(Dataset rows for apps and sites)
- - - -
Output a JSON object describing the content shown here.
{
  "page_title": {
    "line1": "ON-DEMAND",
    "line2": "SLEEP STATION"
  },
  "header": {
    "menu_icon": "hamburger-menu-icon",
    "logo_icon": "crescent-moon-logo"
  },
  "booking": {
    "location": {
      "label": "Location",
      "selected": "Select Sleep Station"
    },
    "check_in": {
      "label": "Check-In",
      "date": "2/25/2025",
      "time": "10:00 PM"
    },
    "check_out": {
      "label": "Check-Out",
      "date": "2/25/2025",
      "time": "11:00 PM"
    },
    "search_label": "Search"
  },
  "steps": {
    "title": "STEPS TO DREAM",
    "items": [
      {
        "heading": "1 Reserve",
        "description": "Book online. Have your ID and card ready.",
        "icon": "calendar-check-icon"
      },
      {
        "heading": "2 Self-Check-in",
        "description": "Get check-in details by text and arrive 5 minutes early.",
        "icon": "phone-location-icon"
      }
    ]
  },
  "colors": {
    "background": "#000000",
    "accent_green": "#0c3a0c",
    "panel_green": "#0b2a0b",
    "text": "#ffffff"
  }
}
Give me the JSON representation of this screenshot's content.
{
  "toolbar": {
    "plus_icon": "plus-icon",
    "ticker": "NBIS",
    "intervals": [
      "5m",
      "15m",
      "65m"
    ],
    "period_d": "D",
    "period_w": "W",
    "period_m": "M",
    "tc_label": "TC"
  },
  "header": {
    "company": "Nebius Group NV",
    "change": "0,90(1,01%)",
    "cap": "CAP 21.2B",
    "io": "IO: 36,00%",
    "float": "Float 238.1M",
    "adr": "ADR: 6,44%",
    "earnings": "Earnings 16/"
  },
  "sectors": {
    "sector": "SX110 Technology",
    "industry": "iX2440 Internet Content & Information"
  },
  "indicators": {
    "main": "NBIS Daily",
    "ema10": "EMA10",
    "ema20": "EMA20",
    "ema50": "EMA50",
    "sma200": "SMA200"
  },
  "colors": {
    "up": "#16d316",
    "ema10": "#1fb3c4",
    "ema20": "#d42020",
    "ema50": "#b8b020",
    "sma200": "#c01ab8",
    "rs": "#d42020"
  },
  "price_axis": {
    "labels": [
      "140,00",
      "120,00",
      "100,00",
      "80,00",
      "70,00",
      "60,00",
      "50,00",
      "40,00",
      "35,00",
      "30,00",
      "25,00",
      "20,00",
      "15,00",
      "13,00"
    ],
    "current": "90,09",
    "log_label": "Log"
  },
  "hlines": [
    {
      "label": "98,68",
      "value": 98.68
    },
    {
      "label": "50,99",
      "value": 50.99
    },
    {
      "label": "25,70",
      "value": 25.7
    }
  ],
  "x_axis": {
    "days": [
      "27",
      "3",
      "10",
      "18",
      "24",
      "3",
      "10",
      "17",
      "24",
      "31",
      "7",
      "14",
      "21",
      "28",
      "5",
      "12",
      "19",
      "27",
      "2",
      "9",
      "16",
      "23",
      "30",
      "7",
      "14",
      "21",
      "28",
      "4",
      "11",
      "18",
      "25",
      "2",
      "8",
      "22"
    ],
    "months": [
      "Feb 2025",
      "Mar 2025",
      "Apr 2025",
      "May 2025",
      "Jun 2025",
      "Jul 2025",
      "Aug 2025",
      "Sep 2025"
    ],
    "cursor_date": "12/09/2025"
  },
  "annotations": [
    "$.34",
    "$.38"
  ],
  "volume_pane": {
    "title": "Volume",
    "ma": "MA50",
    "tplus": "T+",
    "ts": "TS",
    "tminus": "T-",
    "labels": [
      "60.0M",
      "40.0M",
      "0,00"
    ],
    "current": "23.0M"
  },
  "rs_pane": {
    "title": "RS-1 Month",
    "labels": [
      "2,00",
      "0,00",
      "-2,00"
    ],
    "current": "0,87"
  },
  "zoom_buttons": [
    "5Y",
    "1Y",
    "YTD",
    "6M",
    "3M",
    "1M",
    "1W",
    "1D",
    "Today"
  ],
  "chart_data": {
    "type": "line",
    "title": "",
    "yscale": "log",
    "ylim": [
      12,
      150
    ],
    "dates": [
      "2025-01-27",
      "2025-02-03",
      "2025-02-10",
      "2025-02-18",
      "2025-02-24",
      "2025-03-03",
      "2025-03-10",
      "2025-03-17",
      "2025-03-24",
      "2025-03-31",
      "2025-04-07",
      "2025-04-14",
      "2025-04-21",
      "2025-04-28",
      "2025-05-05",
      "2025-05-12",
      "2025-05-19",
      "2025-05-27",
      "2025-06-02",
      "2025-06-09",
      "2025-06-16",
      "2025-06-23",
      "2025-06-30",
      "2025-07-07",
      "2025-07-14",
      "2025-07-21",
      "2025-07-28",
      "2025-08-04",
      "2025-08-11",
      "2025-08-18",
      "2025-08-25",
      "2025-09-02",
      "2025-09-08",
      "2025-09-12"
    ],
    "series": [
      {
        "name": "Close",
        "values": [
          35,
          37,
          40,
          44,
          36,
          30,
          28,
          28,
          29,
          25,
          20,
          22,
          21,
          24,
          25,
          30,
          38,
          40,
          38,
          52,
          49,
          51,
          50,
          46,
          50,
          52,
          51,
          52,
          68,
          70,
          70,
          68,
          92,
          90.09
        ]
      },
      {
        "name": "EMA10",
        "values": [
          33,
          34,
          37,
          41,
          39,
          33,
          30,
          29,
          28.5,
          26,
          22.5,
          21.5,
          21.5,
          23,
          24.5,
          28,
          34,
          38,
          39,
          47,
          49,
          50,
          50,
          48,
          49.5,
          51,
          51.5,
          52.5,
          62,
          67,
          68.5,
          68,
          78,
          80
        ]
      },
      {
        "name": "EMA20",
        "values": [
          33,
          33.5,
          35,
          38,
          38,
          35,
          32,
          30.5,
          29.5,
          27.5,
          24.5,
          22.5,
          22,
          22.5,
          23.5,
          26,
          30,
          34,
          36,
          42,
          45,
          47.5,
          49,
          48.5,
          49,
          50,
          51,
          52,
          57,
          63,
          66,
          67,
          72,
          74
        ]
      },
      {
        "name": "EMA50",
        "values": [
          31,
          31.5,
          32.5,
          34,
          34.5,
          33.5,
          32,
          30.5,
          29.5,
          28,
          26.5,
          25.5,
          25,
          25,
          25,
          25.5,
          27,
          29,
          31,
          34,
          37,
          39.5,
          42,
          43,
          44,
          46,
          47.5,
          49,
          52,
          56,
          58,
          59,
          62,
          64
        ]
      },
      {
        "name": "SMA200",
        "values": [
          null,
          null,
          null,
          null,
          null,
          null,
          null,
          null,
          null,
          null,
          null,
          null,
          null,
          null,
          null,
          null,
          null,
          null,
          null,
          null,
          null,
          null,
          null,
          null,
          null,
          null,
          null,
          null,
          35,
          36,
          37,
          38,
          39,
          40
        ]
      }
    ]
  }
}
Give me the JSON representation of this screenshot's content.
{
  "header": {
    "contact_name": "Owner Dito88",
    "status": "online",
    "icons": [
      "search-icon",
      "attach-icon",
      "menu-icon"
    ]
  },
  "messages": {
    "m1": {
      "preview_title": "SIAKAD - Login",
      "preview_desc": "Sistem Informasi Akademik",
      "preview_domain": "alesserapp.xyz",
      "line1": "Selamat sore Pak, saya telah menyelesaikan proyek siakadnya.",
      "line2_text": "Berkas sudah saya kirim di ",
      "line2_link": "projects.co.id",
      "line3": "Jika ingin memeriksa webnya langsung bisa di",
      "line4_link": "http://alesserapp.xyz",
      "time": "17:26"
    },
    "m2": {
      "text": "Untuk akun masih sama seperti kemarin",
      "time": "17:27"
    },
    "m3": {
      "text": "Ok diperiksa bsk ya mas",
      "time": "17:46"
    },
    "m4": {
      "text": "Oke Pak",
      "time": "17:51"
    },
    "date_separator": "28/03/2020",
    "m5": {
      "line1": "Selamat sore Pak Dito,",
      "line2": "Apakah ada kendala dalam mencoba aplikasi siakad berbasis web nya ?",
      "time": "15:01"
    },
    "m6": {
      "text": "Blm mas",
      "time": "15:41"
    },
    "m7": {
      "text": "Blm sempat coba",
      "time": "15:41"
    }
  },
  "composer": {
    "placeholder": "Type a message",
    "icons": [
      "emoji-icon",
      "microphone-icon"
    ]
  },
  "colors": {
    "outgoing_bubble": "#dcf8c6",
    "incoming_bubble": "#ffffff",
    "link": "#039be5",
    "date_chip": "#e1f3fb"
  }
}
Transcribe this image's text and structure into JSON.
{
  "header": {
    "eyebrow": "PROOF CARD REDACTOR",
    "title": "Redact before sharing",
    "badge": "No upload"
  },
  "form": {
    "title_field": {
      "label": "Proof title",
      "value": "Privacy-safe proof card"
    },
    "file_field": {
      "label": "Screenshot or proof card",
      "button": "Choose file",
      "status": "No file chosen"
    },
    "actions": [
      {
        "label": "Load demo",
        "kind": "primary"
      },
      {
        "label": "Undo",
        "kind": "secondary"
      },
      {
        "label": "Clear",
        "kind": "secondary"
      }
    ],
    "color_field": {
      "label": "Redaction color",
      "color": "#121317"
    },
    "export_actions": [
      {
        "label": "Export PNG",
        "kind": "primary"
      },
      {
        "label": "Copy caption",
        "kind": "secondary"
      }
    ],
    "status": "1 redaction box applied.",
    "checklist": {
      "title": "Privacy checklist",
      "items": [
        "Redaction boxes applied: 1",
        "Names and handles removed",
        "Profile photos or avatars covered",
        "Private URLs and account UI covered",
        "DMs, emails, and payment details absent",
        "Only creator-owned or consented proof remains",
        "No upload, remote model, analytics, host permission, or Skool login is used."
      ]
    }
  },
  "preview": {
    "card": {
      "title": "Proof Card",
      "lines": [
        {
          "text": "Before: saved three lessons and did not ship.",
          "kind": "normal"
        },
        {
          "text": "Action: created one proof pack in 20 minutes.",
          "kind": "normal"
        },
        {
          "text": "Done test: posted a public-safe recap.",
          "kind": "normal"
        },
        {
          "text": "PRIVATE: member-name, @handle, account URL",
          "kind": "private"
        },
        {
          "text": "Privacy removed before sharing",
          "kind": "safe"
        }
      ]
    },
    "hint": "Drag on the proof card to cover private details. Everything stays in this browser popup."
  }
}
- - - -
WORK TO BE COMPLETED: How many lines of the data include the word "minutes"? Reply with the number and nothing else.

WORKED SOLUTION: 2